DIRECTIONS FOR THIS TASK =
Return every record in full. Match each one exactly.

(Items from a dataset)
== Segment start ==

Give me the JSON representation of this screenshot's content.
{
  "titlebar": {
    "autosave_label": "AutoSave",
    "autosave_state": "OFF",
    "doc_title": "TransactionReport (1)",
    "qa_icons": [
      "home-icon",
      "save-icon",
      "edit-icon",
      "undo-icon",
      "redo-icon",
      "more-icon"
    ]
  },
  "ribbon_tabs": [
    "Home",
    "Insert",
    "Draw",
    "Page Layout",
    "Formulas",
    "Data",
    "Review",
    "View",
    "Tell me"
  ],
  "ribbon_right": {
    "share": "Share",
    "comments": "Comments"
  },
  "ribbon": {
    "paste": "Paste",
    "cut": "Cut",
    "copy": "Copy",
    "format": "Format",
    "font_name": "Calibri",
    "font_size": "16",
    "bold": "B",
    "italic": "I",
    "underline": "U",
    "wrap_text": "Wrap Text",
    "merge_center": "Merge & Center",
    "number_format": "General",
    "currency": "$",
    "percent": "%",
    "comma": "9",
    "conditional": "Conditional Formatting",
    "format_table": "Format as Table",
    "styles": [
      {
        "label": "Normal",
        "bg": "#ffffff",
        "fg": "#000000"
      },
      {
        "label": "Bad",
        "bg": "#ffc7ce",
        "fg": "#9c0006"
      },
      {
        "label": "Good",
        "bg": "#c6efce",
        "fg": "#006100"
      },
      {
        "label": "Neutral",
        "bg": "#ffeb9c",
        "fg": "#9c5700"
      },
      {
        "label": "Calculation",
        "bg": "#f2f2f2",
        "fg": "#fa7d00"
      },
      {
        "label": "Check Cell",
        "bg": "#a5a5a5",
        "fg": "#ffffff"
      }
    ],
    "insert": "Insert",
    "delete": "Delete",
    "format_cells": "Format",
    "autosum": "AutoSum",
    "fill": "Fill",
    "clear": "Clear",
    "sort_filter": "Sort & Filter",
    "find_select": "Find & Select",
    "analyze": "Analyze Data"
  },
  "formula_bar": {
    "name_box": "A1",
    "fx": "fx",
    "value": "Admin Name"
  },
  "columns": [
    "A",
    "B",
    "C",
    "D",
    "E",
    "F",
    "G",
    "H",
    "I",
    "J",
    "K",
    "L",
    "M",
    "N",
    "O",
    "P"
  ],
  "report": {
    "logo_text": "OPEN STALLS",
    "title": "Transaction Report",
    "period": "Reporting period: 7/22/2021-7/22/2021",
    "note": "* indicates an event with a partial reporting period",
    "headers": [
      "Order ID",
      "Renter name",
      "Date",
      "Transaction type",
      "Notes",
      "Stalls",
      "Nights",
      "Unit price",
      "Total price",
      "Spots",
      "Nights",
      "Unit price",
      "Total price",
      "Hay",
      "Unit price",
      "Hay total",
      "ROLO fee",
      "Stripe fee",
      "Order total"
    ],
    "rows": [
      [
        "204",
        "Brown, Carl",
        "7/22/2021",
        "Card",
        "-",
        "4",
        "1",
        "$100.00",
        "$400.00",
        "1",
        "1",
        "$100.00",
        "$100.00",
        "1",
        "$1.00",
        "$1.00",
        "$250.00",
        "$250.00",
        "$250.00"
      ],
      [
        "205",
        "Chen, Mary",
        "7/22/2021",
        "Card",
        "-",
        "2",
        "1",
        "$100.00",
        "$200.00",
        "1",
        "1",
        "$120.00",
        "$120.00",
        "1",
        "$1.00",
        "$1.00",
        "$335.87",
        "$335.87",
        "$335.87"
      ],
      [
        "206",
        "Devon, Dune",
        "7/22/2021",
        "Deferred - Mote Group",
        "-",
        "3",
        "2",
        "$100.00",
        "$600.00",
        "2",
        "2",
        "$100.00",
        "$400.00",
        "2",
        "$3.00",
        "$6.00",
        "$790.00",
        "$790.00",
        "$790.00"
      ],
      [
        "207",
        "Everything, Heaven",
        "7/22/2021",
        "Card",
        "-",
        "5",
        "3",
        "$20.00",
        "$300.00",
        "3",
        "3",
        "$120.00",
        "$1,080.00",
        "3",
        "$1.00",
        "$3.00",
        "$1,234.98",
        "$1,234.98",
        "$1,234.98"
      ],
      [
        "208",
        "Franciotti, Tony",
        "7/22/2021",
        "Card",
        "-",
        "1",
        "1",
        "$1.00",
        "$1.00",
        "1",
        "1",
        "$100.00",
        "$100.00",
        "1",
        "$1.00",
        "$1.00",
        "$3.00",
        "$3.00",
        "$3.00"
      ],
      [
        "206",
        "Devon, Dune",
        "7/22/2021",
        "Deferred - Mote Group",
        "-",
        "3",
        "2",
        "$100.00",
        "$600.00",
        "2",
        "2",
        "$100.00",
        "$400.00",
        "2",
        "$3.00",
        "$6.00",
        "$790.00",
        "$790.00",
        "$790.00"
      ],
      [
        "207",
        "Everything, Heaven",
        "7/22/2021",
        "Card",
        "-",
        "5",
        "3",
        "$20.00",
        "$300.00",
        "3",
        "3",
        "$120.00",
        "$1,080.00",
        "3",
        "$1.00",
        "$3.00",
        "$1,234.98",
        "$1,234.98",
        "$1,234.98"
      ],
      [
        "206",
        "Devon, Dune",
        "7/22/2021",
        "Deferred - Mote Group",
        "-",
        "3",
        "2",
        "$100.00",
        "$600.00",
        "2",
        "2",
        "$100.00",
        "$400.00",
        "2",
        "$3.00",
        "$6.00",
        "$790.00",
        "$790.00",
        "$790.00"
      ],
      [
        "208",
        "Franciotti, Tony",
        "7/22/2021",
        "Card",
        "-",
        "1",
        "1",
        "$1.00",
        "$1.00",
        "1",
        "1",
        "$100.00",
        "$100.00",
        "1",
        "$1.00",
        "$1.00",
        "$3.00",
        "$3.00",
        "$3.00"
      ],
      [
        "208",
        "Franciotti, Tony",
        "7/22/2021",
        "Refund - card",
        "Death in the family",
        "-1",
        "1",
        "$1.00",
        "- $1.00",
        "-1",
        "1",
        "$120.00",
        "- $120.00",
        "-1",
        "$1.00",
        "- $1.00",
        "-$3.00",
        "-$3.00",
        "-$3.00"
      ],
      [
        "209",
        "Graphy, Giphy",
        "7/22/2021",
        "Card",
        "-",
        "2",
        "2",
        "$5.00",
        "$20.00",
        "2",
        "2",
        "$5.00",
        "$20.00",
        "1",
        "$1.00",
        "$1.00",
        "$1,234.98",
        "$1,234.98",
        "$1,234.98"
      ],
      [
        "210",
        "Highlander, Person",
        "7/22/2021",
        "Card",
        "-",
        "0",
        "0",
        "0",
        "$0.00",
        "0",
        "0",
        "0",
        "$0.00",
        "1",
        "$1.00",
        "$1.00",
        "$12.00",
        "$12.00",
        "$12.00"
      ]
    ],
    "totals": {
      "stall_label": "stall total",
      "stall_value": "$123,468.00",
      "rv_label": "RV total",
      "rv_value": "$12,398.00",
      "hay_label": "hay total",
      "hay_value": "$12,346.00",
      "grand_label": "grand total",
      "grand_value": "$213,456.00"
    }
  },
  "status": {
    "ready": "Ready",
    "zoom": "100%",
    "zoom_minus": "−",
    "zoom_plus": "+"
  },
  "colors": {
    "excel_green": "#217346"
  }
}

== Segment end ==

RESULT FOR THIS EXERCISE =
Give me the JSON representation of this screenshot's content.
{
  "titlebar": {
    "autosave_label": "AutoSave",
    "autosave_state": "OFF",
    "doc_title": "TransactionReport (1)",
    "qa_icons": [
      "home-icon",
      "save-icon",
      "edit-icon",
      "undo-icon",
      "redo-icon",
      "more-icon"
    ]
  },
  "ribbon_tabs": [
    "Home",
    "Insert",
    "Draw",
    "Page Layout",
    "Formulas",
    "Data",
    "Review",
    "View",
    "Tell me"
  ],
  "ribbon_right": {
    "share": "Share",
    "comments": "Comments"
  },
  "ribbon": {
    "paste": "Paste",
    "cut": "Cut",
    "copy": "Copy",
    "format": "Format",
    "font_name": "Calibri",
    "font_size": "16",
    "bold": "B",
    "italic": "I",
    "underline": "U",
    "wrap_text": "Wrap Text",
    "merge_center": "Merge & Center",
    "number_format": "General",
    "currency": "$",
    "percent": "%",
    "comma": "9",
    "conditional": "Conditional Formatting",
    "format_table": "Format as Table",
    "styles": [
      {
        "label": "Normal",
        "bg": "#ffffff",
        "fg": "#000000"
      },
      {
        "label": "Bad",
        "bg": "#ffc7ce",
        "fg": "#9c0006"
      },
      {
        "label": "Good",
        "bg": "#c6efce",
        "fg": "#006100"
      },
      {
        "label": "Neutral",
        "bg": "#ffeb9c",
        "fg": "#9c5700"
      },
      {
        "label": "Calculation",
        "bg": "#f2f2f2",
        "fg": "#fa7d00"
      },
      {
        "label": "Check Cell",
        "bg": "#a5a5a5",
        "fg": "#ffffff"
      }
    ],
    "insert": "Insert",
    "delete": "Delete",
    "format_cells": "Format",
    "autosum": "AutoSum",
    "fill": "Fill",
    "clear": "Clear",
    "sort_filter": "Sort & Filter",
    "find_select": "Find & Select",
    "analyze": "Analyze Data"
  },
  "formula_bar": {
    "name_box": "A1",
    "fx": "fx",
    "value": "Admin Name"
  },
  "columns": [
    "A",
    "B",
    "C",
    "D",
    "E",
    "F",
    "G",
    "H",
    "I",
    "J",
    "K",
    "L",
    "M",
    "N",
    "O",
    "P"
  ],
  "report": {
    "logo_text": "OPEN STALLS",
    "title": "Transaction Report",
    "period": "Reporting period: 7/22/2021-7/22/2021",
    "note": "* indicates an event with a partial reporting period",
    "headers": [
      "Order ID",
      "Renter name",
      "Date",
      "Transaction type",
      "Notes",
      "Stalls",
      "Nights",
      "Unit price",
      "Total price",
      "Spots",
      "Nights",
      "Unit price",
      "Total price",
      "Hay",
      "Unit price",
      "Hay total",
      "ROLO fee",
      "Stripe fee",
      "Order total"
    ],
    "rows": [
      [
        "204",
        "Brown, Carl",
        "7/22/2021",
        "Card",
        "-",
        "4",
        "1",
        "$100.00",
        "$400.00",
        "1",
        "1",
        "$100.00",
        "$100.00",
        "1",
        "$1.00",
        "$1.00",
        "$250.00",
        "$250.00",
        "$250.00"
      ],
      [
        "205",
        "Chen, Mary",
        "7/22/2021",
        "Card",
        "-",
        "2",
        "1",
        "$100.00",
        "$200.00",
        "1",
        "1",
        "$120.00",
        "$120.00",
        "1",
        "$1.00",
        "$1.00",
        "$335.87",
        "$335.87",
        "$335.87"
      ],
      [
        "206",
        "Devon, Dune",
        "7/22/2021",
        "Deferred - Mote Group",
        "-",
        "3",
        "2",
        "$100.00",
        "$600.00",
        "2",
        "2",
        "$100.00",
        "$400.00",
        "2",
        "$3.00",
        "$6.00",
        "$790.00",
        "$790.00",
        "$790.00"
      ],
      [
        "207",
        "Everything, Heaven",
        "7/22/2021",
        "Card",
        "-",
        "5",
        "3",
        "$20.00",
        "$300.00",
        "3",
        "3",
        "$120.00",
        "$1,080.00",
        "3",
        "$1.00",
        "$3.00",
        "$1,234.98",
        "$1,234.98",
        "$1,234.98"
      ],
      [
        "208",
        "Franciotti, Tony",
        "7/22/2021",
        "Card",
        "-",
        "1",
        "1",
        "$1.00",
        "$1.00",
        "1",
        "1",
        "$100.00",
        "$100.00",
        "1",
        "$1.00",
        "$1.00",
        "$3.00",
        "$3.00",
        "$3.00"
      ],
      [
        "206",
        "Devon, Dune",
        "7/22/2021",
        "Deferred - Mote Group",
        "-",
        "3",
        "2",
        "$100.00",
        "$600.00",
        "2",
        "2",
        "$100.00",
        "$400.00",
        "2",
        "$3.00",
        "$6.00",
        "$790.00",
        "$790.00",
        "$790.00"
      ],
      [
        "207",
        "Everything, Heaven",
        "7/22/2021",
        "Card",
        "-",
        "5",
        "3",
        "$20.00",
        "$300.00",
        "3",
        "3",
        "$120.00",
        "$1,080.00",
        "3",
        "$1.00",
        "$3.00",
        "$1,234.98",
        "$1,234.98",
        "$1,234.98"
      ],
      [
        "206",
        "Devon, Dune",
        "7/22/2021",
        "Deferred - Mote Group",
        "-",
        "3",
        "2",
        "$100.00",
        "$600.00",
        "2",
        "2",
        "$100.00",
        "$400.00",
        "2",
        "$3.00",
        "$6.00",
        "$790.00",
        "$790.00",
        "$790.00"
      ],
      [
        "208",
        "Franciotti, Tony",
        "7/22/2021",
        "Card",
        "-",
        "1",
        "1",
        "$1.00",
        "$1.00",
        "1",
        "1",
        "$100.00",
        "$100.00",
        "1",
        "$1.00",
        "$1.00",
        "$3.00",
        "$3.00",
        "$3.00"
      ],
      [
        "208",
        "Franciotti, Tony",
        "7/22/2021",
        "Refund - card",
        "Death in the family",
        "-1",
        "1",
        "$1.00",
        "- $1.00",
        "-1",
        "1",
        "$120.00",
        "- $120.00",
        "-1",
        "$1.00",
        "- $1.00",
        "-$3.00",
        "-$3.00",
        "-$3.00"
      ],
      [
        "209",
        "Graphy, Giphy",
        "7/22/2021",
        "Card",
        "-",
        "2",
        "2",
        "$5.00",
        "$20.00",
        "2",
        "2",
        "$5.00",
        "$20.00",
        "1",
        "$1.00",
        "$1.00",
        "$1,234.98",
        "$1,234.98",
        "$1,234.98"
      ],
      [
        "210",
        "Highlander, Person",
        "7/22/2021",
        "Card",
        "-",
        "0",
        "0",
        "0",
        "$0.00",
        "0",
        "0",
        "0",
        "$0.00",
        "1",
        "$1.00",
        "$1.00",
        "$12.00",
        "$12.00",
        "$12.00"
      ]
    ],
    "totals": {
      "stall_label": "stall total",
      "stall_value": "$123,468.00",
      "rv_label": "RV total",
      "rv_value": "$12,398.00",
      "hay_label": "hay total",
      "hay_value": "$12,346.00",
      "grand_label": "grand total",
      "grand_value": "$213,456.00"
    }
  },
  "status": {
    "ready": "Ready",
    "zoom": "100%",
    "zoom_minus": "−",
    "zoom_plus": "+"
  },
  "colors": {
    "excel_green": "#217346"
  }
}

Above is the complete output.